Small dairy cow learns to go to the toilet to urinate It's easy to pee, but hard to hold back. Some animals, like wolves, choose to mark territory by controlling their bladders to urinate, while cows roaming the pasture urinate freely. Jan Langbein, an animal psychologist at the Research Institute for Farm Animal Biology in Germany, said: "The impression is that some animals have no way to control urination, but since dogs can be trained, horses can be trained, why? Can't train cows?"
In a study published last September (2021) in Current Biology, Longben and colleagues toilet-trained 16 calves for 45 minutes every other day. In the beginning, they kept the calves in special toilets called MooLoos, where food was served through holes in the wall when the calves urinated. After the calf learns that there is a reward for peeing in the toilet, he can go outside. wedding photo retouching services If the calves automatically returned to the toilet to urinate, they were rewarded again, but if they urinated outside, they were subjected to a water spray for three seconds. After 10 days of training, 11 of the calves had a 77% chance of using the toilet when urinating, showing that cows can indeed quickly learn to go to the toilet to urinate.
The team's goal now is to automate the system and use it on farms with less monitoring.

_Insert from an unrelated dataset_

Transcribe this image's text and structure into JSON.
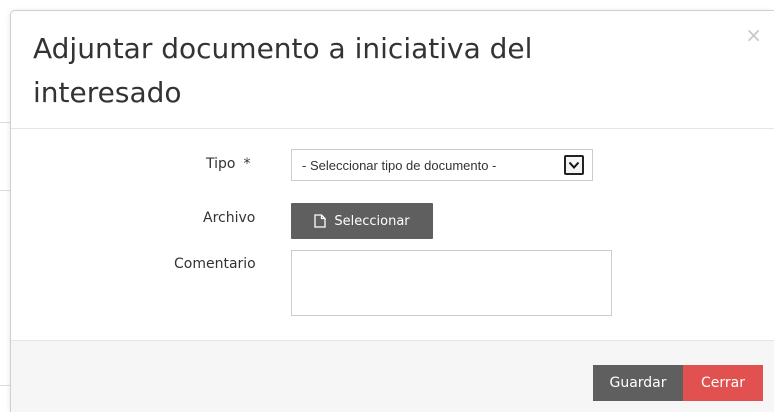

Yang Peiliang, an assistant professor at the Department of Power and Mechanical Engineering at Tsinghua University in Taiwan, who was not involved in the research, commented that concentrating cow urine in toilets can help reduce pollution and greenhouse gases, as well as reduce the spread of human and animal diseases. "If animal waste is treated in the same way as human waste, these diseases can be eliminated," she said. wombat poop is square